Perfetti went on to complain that there were not enough streetlights in her family’s business district, but there were plenty in the arts district along West Dominick Street. He said there was also a need for street cameras.

“If it’s on, guess what? It’ll probably slow down crime,” he said. “…The first part of the problem is for this city to admit there is a problem, get the trust and answer us when we call. It would be nice if we had the mayor here to solve these problems .”

Tiffany L. Mahoney of North Madison Street said she understands that people are passionate about crime issues and that over the past few months she has had incidents in her home. She complained that for an incident in which a neighbor saw someone suspicious trying to look in her window, a patrol car responded but the officer did not get out of the car.

“What can we do as a community to try to help fight crime?” Mahoney asked. “We’ve had several kids running down the street on quads and dirt bikes on Halloween, and when we call officers, they can’t find them, but we’re able to track them down at their house.
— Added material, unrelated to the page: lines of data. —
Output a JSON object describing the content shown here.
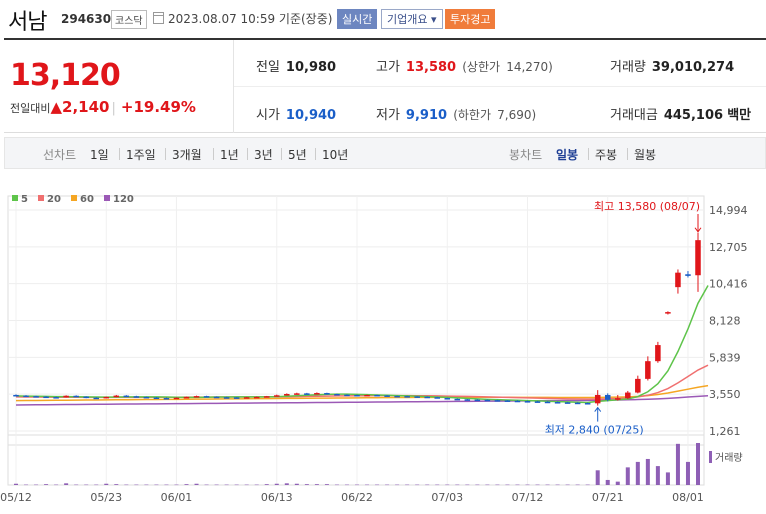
{
  "stock": {
    "name": "서남",
    "code": "294630",
    "market": "코스닥",
    "timestamp": "2023.08.07 10:59  기준(장중)",
    "btn_realtime": "실시간",
    "btn_company": "기업개요 ▾",
    "btn_warning": "투자경고"
  },
  "quote": {
    "current_price": "13,120",
    "change_label": "전일대비",
    "change_arrow": "▲",
    "change_value": "2,140",
    "change_rate": "+19.49%",
    "prev_close_label": "전일",
    "prev_close": "10,980",
    "high_label": "고가",
    "high": "13,580",
    "upper_limit_label": "(상한가",
    "upper_limit": "14,270)",
    "volume_label": "거래량",
    "volume": "39,010,274",
    "open_label": "시가",
    "open": "10,940",
    "low_label": "저가",
    "low": "9,910",
    "lower_limit_label": "(하한가",
    "lower_limit": "7,690)",
    "trade_amount_label": "거래대금",
    "trade_amount": "445,106",
    "trade_amount_unit": "백만"
  },
  "period_bar": {
    "line_chart": "선차트",
    "periods": [
      "1일",
      "1주일",
      "3개월",
      "1년",
      "3년",
      "5년",
      "10년"
    ],
    "candle_chart": "봉차트",
    "candle_types": [
      "일봉",
      "주봉",
      "월봉"
    ],
    "active_candle": "일봉"
  },
  "colors": {
    "up": "#e0161a",
    "down": "#1a5ec8",
    "ma5": "#5ec44a",
    "ma20": "#f07070",
    "ma60": "#f5a623",
    "ma120": "#9b59b6",
    "volume": "#8e5fb5"
  },
  "chart_data": {
    "type": "candlestick",
    "legend": [
      {
        "name": "5",
        "color": "#5ec44a"
      },
      {
        "name": "20",
        "color": "#f07070"
      },
      {
        "name": "60",
        "color": "#f5a623"
      },
      {
        "name": "120",
        "color": "#9b59b6"
      }
    ],
    "y_ticks": [
      "14,994",
      "12,705",
      "10,416",
      "8,128",
      "5,839",
      "3,550",
      "1,261"
    ],
    "ylim": [
      1261,
      14994
    ],
    "x_ticks": [
      "05/12",
      "05/23",
      "06/01",
      "06/13",
      "06/22",
      "07/03",
      "07/12",
      "07/21",
      "08/01"
    ],
    "high_annotation": "최고 13,580 (08/07)",
    "low_annotation": "최저 2,840 (07/25)",
    "volume_label": "거래량",
    "candles": [
      {
        "o": 3500,
        "c": 3460,
        "h": 3540,
        "l": 3420
      },
      {
        "o": 3460,
        "c": 3430,
        "h": 3490,
        "l": 3390
      },
      {
        "o": 3430,
        "c": 3400,
        "h": 3460,
        "l": 3370
      },
      {
        "o": 3400,
        "c": 3370,
        "h": 3430,
        "l": 3340
      },
      {
        "o": 3370,
        "c": 3360,
        "h": 3400,
        "l": 3320
      },
      {
        "o": 3360,
        "c": 3450,
        "h": 3480,
        "l": 3340
      },
      {
        "o": 3450,
        "c": 3400,
        "h": 3480,
        "l": 3370
      },
      {
        "o": 3400,
        "c": 3330,
        "h": 3420,
        "l": 3300
      },
      {
        "o": 3330,
        "c": 3300,
        "h": 3360,
        "l": 3270
      },
      {
        "o": 3300,
        "c": 3380,
        "h": 3400,
        "l": 3280
      },
      {
        "o": 3380,
        "c": 3460,
        "h": 3500,
        "l": 3360
      },
      {
        "o": 3460,
        "c": 3420,
        "h": 3490,
        "l": 3390
      },
      {
        "o": 3420,
        "c": 3380,
        "h": 3450,
        "l": 3350
      },
      {
        "o": 3380,
        "c": 3340,
        "h": 3400,
        "l": 3310
      },
      {
        "o": 3340,
        "c": 3310,
        "h": 3370,
        "l": 3280
      },
      {
        "o": 3310,
        "c": 3290,
        "h": 3340,
        "l": 3260
      },
      {
        "o": 3290,
        "c": 3330,
        "h": 3350,
        "l": 3270
      },
      {
        "o": 3330,
        "c": 3380,
        "h": 3400,
        "l": 3310
      },
      {
        "o": 3380,
        "c": 3430,
        "h": 3460,
        "l": 3360
      },
      {
        "o": 3430,
        "c": 3390,
        "h": 3450,
        "l": 3360
      },
      {
        "o": 3390,
        "c": 3360,
        "h": 3410,
        "l": 3330
      },
      {
        "o": 3360,
        "c": 3350,
        "h": 3390,
        "l": 3320
      },
      {
        "o": 3350,
        "c": 3330,
        "h": 3370,
        "l": 3300
      },
      {
        "o": 3330,
        "c": 3360,
        "h": 3380,
        "l": 3310
      },
      {
        "o": 3360,
        "c": 3380,
        "h": 3400,
        "l": 3340
      },
      {
        "o": 3380,
        "c": 3420,
        "h": 3440,
        "l": 3360
      },
      {
        "o": 3420,
        "c": 3480,
        "h": 3520,
        "l": 3400
      },
      {
        "o": 3480,
        "c": 3560,
        "h": 3600,
        "l": 3460
      },
      {
        "o": 3560,
        "c": 3600,
        "h": 3640,
        "l": 3520
      },
      {
        "o": 3600,
        "c": 3580,
        "h": 3630,
        "l": 3550
      },
      {
        "o": 3580,
        "c": 3620,
        "h": 3660,
        "l": 3560
      },
      {
        "o": 3620,
        "c": 3560,
        "h": 3640,
        "l": 3520
      },
      {
        "o": 3560,
        "c": 3520,
        "h": 3580,
        "l": 3490
      },
      {
        "o": 3520,
        "c": 3500,
        "h": 3540,
        "l": 3470
      },
      {
        "o": 3500,
        "c": 3480,
        "h": 3520,
        "l": 3450
      },
      {
        "o": 3480,
        "c": 3500,
        "h": 3520,
        "l": 3460
      },
      {
        "o": 3500,
        "c": 3470,
        "h": 3520,
        "l": 3450
      },
      {
        "o": 3470,
        "c": 3440,
        "h": 3490,
        "l": 3420
      },
      {
        "o": 3440,
        "c": 3430,
        "h": 3460,
        "l": 3410
      },
      {
        "o": 3430,
        "c": 3410,
        "h": 3450,
        "l": 3390
      },
      {
        "o": 3410,
        "c": 3390,
        "h": 3430,
        "l": 3370
      },
      {
        "o": 3390,
        "c": 3360,
        "h": 3410,
        "l": 3340
      },
      {
        "o": 3360,
        "c": 3310,
        "h": 3380,
        "l": 3290
      },
      {
        "o": 3310,
        "c": 3260,
        "h": 3330,
        "l": 3240
      },
      {
        "o": 3260,
        "c": 3230,
        "h": 3280,
        "l": 3200
      },
      {
        "o": 3230,
        "c": 3210,
        "h": 3250,
        "l": 3180
      },
      {
        "o": 3210,
        "c": 3200,
        "h": 3240,
        "l": 3170
      },
      {
        "o": 3200,
        "c": 3180,
        "h": 3220,
        "l": 3150
      },
      {
        "o": 3180,
        "c": 3160,
        "h": 3200,
        "l": 3130
      },
      {
        "o": 3160,
        "c": 3140,
        "h": 3180,
        "l": 3110
      },
      {
        "o": 3140,
        "c": 3120,
        "h": 3170,
        "l": 3090
      },
      {
        "o": 3120,
        "c": 3100,
        "h": 3150,
        "l": 3070
      },
      {
        "o": 3100,
        "c": 3080,
        "h": 3130,
        "l": 3050
      },
      {
        "o": 3080,
        "c": 3060,
        "h": 3110,
        "l": 3030
      },
      {
        "o": 3060,
        "c": 3040,
        "h": 3090,
        "l": 3010
      },
      {
        "o": 3040,
        "c": 3020,
        "h": 3070,
        "l": 2990
      },
      {
        "o": 3020,
        "c": 3000,
        "h": 3050,
        "l": 2970
      },
      {
        "o": 3000,
        "c": 2980,
        "h": 3030,
        "l": 2950
      },
      {
        "o": 2980,
        "c": 3500,
        "h": 3800,
        "l": 2840
      },
      {
        "o": 3500,
        "c": 3200,
        "h": 3600,
        "l": 3100
      },
      {
        "o": 3200,
        "c": 3300,
        "h": 3500,
        "l": 3150
      },
      {
        "o": 3300,
        "c": 3650,
        "h": 3750,
        "l": 3250
      },
      {
        "o": 3650,
        "c": 4500,
        "h": 4700,
        "l": 3600
      },
      {
        "o": 4500,
        "c": 5600,
        "h": 5900,
        "l": 4400
      },
      {
        "o": 5600,
        "c": 6600,
        "h": 6800,
        "l": 5500
      },
      {
        "o": 8600,
        "c": 8650,
        "h": 8700,
        "l": 8500
      },
      {
        "o": 10200,
        "c": 11100,
        "h": 11300,
        "l": 9800
      },
      {
        "o": 11000,
        "c": 10900,
        "h": 11200,
        "l": 10800
      },
      {
        "o": 10940,
        "c": 13120,
        "h": 13580,
        "l": 9910
      }
    ],
    "ma5": [
      3440,
      3430,
      3420,
      3410,
      3400,
      3395,
      3390,
      3380,
      3370,
      3365,
      3370,
      3380,
      3385,
      3385,
      3380,
      3370,
      3360,
      3350,
      3350,
      3360,
      3370,
      3375,
      3380,
      3380,
      3380,
      3385,
      3400,
      3420,
      3450,
      3480,
      3510,
      3540,
      3550,
      3550,
      3540,
      3520,
      3500,
      3480,
      3460,
      3440,
      3420,
      3400,
      3375,
      3350,
      3320,
      3290,
      3260,
      3230,
      3210,
      3190,
      3170,
      3150,
      3130,
      3110,
      3090,
      3070,
      3050,
      3030,
      3100,
      3150,
      3200,
      3250,
      3400,
      3700,
      4200,
      5000,
      6200,
      7600,
      9200,
      10300
    ],
    "ma20": [
      3380,
      3375,
      3370,
      3365,
      3360,
      3358,
      3356,
      3354,
      3352,
      3350,
      3350,
      3352,
      3354,
      3356,
      3358,
      3360,
      3362,
      3364,
      3366,
      3368,
      3370,
      3372,
      3374,
      3376,
      3378,
      3380,
      3385,
      3390,
      3400,
      3410,
      3420,
      3430,
      3440,
      3445,
      3450,
      3455,
      3458,
      3460,
      3460,
      3458,
      3455,
      3450,
      3440,
      3430,
      3420,
      3410,
      3395,
      3380,
      3365,
      3350,
      3335,
      3320,
      3305,
      3290,
      3275,
      3260,
      3250,
      3240,
      3250,
      3260,
      3280,
      3310,
      3380,
      3480,
      3650,
      3900,
      4250,
      4650,
      5050,
      5350
    ],
    "ma60": [
      3150,
      3155,
      3160,
      3165,
      3170,
      3175,
      3180,
      3185,
      3190,
      3195,
      3200,
      3205,
      3210,
      3215,
      3220,
      3225,
      3230,
      3235,
      3240,
      3245,
      3250,
      3255,
      3260,
      3265,
      3270,
      3275,
      3280,
      3285,
      3290,
      3295,
      3300,
      3305,
      3310,
      3315,
      3320,
      3325,
      3330,
      3335,
      3340,
      3345,
      3350,
      3352,
      3354,
      3356,
      3358,
      3360,
      3360,
      3360,
      3358,
      3356,
      3354,
      3352,
      3350,
      3348,
      3346,
      3344,
      3342,
      3340,
      3345,
      3355,
      3365,
      3380,
      3410,
      3460,
      3530,
      3620,
      3740,
      3860,
      3980,
      4080
    ],
    "ma120": [
      2880,
      2885,
      2890,
      2895,
      2900,
      2905,
      2910,
      2915,
      2920,
      2925,
      2930,
      2935,
      2940,
      2945,
      2950,
      2955,
      2960,
      2965,
      2970,
      2975,
      2980,
      2985,
      2990,
      2995,
      3000,
      3005,
      3010,
      3015,
      3020,
      3025,
      3030,
      3035,
      3040,
      3045,
      3050,
      3055,
      3060,
      3065,
      3070,
      3075,
      3080,
      3085,
      3090,
      3095,
      3100,
      3105,
      3110,
      3115,
      3120,
      3125,
      3130,
      3135,
      3140,
      3145,
      3150,
      3155,
      3160,
      3165,
      3170,
      3180,
      3190,
      3200,
      3215,
      3235,
      3260,
      3290,
      3330,
      3370,
      3410,
      3450
    ],
    "volume_relative": [
      0.03,
      0.01,
      0.01,
      0.02,
      0.01,
      0.04,
      0.01,
      0.01,
      0.01,
      0.03,
      0.02,
      0.01,
      0.01,
      0.01,
      0.01,
      0.01,
      0.01,
      0.02,
      0.03,
      0.01,
      0.01,
      0.01,
      0.01,
      0.01,
      0.01,
      0.02,
      0.03,
      0.04,
      0.03,
      0.02,
      0.02,
      0.02,
      0.01,
      0.01,
      0.01,
      0.01,
      0.01,
      0.01,
      0.01,
      0.01,
      0.01,
      0.01,
      0.01,
      0.01,
      0.01,
      0.01,
      0.01,
      0.01,
      0.01,
      0.01,
      0.01,
      0.01,
      0.01,
      0.01,
      0.01,
      0.01,
      0.01,
      0.01,
      0.35,
      0.12,
      0.08,
      0.42,
      0.55,
      0.62,
      0.45,
      0.3,
      0.98,
      0.55,
      1.0
    ]
  }
}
That can we do to support you? to make our city safer?”

David Halpin of Elm Street, who like Beverly was at the public safety business session ahead of the city council meeting, encouraged residents to attend the Nov. 16 public safety meeting.

Community members “are more than welcome to come out there and voice their concerns and participate, but I want to make sure this is a civil meeting and not a shouting match,” said Halpin said. “We all know there’s crime in the city – we know what’s going on – and we need to find solutions and be part of the solution, not part of the problem, and make sure we stand up for a safe city.”

During councilors’ reports, city council president Stephanie Viscelli said she agreed crime was a problem in the city and that council had worked to create a framework for the Nov. 16 meeting.

“At this point, we really want to start working on a solution, and we invite everyone to come to the center for elderly people in southern Rome at 6 p.m. on Wednesday,” Viscelli said. “Please ask people you know – we invite community leaders, county legislators, administrators. … Invite business owners you know, people in your neighborhood – we will try to find solutions to our problems of We are aware of the concerns that people are raising, and we want to build that trust and that community, so that we can feel safe in our community.”

She said: “I think it’s important that we do our best to work together to try to address these issues. Without community input, it just won’t work.”

Regarding concerns about street lights and pole cameras, as well as the need for extracurricular activities for children expressed by another resident, Sixth Ward Councilman Riccardo D. Dursi Jr. said, “We we’re looking to get as many as we can,” right down to the cameras pole. “I know the new LED streetlights can be made brighter and we can talk to the DPW (Department of Public Works) – that’s something we can do right now.” He also pointed to plans to install basketball courts at Kennedy Arena and skate ramps at Pinti Field, for example.

The following law was approved unanimously:

• Resolution 118: acceptance of an anonymous donation of an EDJI Drone Version 1 to be used by the Rome Police.

• Resolution 119: To authorize the Mayor to enter into an intermunicipal agreement with Oneida County relating to snow and ice control of highways in Oneida County for the 2022-23 and 2023-24 snow seasons.

• Resolution 120: Authorize the Mayor to enter into an agreement with the First Presbyterian Church for the use of the Justice Building parking lots for employee parking needs.

• Resolution 121: Authorize an amendment to the 2022 municipal water budget in the amount of $275,000.

• Ordinance 9547: Authorization of the Mayor to enter into rental agreements with Enterprise Fleet Management for the rental of eight municipal vehicles.

• Order 9548: Authorize the closure of part of North James Street from West Liberty Street north to West Court Street for the annual Veterans Day program.